“A potential investor said I didn’t look like a tech CEO. At first I was upset. But then I felt sorry for him. He certainly missed out on my business.”
FE TCH ROBOTICS
From manufacturing to delivering
a product to a customer’s doorstep,
the race for ever more efficiency
is fierce. Wise’s autonomous, mobile
robots make it easier to find, track,
and move items around warehouses
and factories. As they haul things,
the robots are also gathering useful
data about everything around them.
“We use that data to tell people
about the inside of their facilities,”
Wise explains. Understanding where
there’s congestion, for instance, is
powerful information for a warehouse
manager. A mechanical-engineering
PhD and founder of a previous
robotics startup, Wise has led San
Jose, California–based Fetch Robotics
since shortly after its founding
in 2014. In July, Fetch raised
$46 million in venture capital, bringing its total funding to $94 million.
This year, it also landed a major new
client, Universal Logistics, which uses

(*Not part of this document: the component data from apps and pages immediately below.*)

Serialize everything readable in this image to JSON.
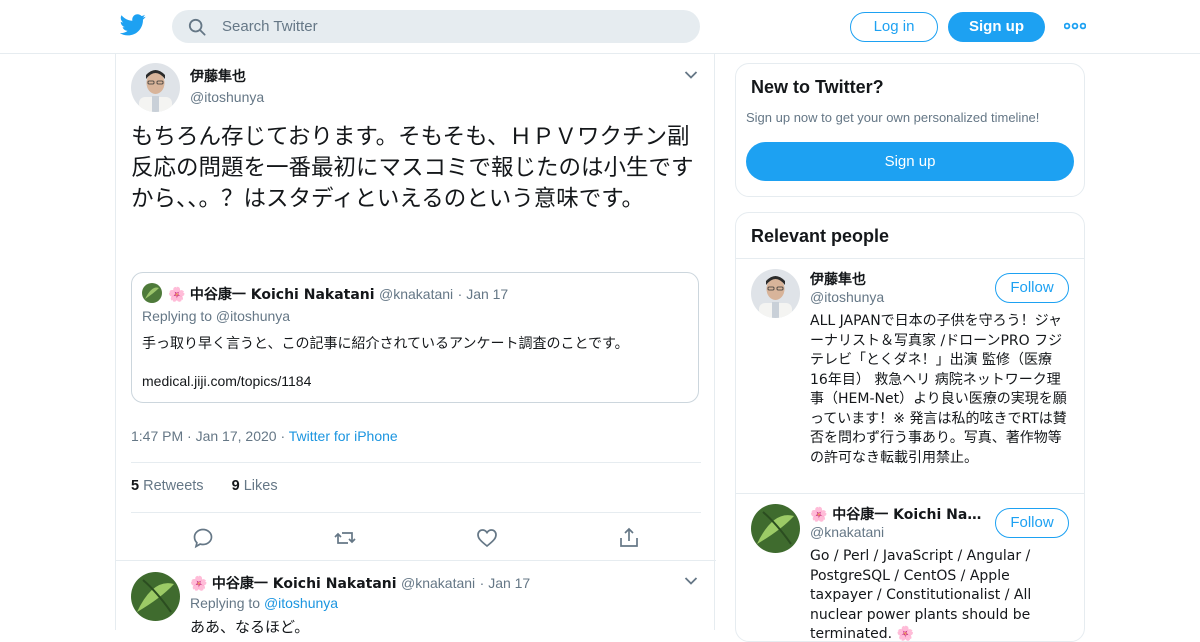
{
  "colors": {
    "accent": "#1da1f2",
    "link": "#1b95e0",
    "muted": "#657786",
    "border": "#e6ecf0"
  },
  "header": {
    "logo_icon": "twitter-bird-icon",
    "search_placeholder": "Search Twitter",
    "login_label": "Log in",
    "signup_label": "Sign up",
    "more_icon": "more-dots-icon"
  },
  "tweet": {
    "display_name": "伊藤隼也",
    "username": "@itoshunya",
    "text": "もちろん存じております。そもそも、ＨＰＶワクチン副反応の問題を一番最初にマスコミで報じたのは小生ですから、、。？はスタディといえるのという意味です。",
    "quote": {
      "name": "中谷康一 Koichi Nakatani",
      "name_emoji": "🌸",
      "username": "@knakatani",
      "date": "Jan 17",
      "replying_to": "Replying to @itoshunya",
      "text": "手っ取り早く言うと、この記事に紹介されているアンケート調査のことです。",
      "link": "medical.jiji.com/topics/1184"
    },
    "time": "1:47 PM",
    "date": "Jan 17, 2020",
    "source": "Twitter for iPhone",
    "retweets_count": "5",
    "retweets_label": "Retweets",
    "likes_count": "9",
    "likes_label": "Likes"
  },
  "reply": {
    "name_emoji": "🌸",
    "name": "中谷康一 Koichi Nakatani",
    "username": "@knakatani",
    "date": "Jan 17",
    "replying_prefix": "Replying to",
    "replying_handle": "@itoshunya",
    "text": "ああ、なるほど。"
  },
  "sidebar": {
    "new_title": "New to Twitter?",
    "new_subtitle": "Sign up now to get your own personalized timeline!",
    "new_signup": "Sign up",
    "people_title": "Relevant people",
    "people": [
      {
        "name": "伊藤隼也",
        "handle": "@itoshunya",
        "follow": "Follow",
        "bio": "ALL JAPANで日本の子供を守ろう！ジャーナリスト＆写真家 /ドローンPRO フジテレビ「とくダネ！」出演 監修（医療 16年目） 救急ヘリ 病院ネットワーク理事（HEM-Net）より良い医療の実現を願っています！※ 発言は私的呟きでRTは賛否を問わず行う事あり。写真、著作物等の許可なき転載引用禁止。"
      },
      {
        "name": "🌸 中谷康一 Koichi Nak...",
        "handle": "@knakatani",
        "follow": "Follow",
        "bio": "Go / Perl / JavaScript / Angular / PostgreSQL / CentOS / Apple taxpayer / Constitutionalist / All nuclear power plants should be terminated. 🌸"
      }
    ]
  }
}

Fetch-designed robots to move car
parts around the Nissan plant in
Smyrna, Tennessee, the largest auto
factory in North America. Fetch has
several hundred robots deployed
in 19 countries, and Wise is excited
about expanding in Europe.
Through shared “solar
gardens,” she’s bringing
solar power to those who
can’t afford or aren’t set
up for their own panels.
Google hired her when
she was 19. Other companies now hire her
A. I. startup to find the
best job candidates and
The 20-year Air Force vet’s
startup analyzes satellite
images in real time for
smarter disaster response.
Genome editing and
machine learning help her
develop drug therapies.
Robot co-workers, lifesaving A.I., and food made from the air we breathe. These innovators are engineering the future.
She’s upending telecom
by allowing devices
to connect without a
cellular network or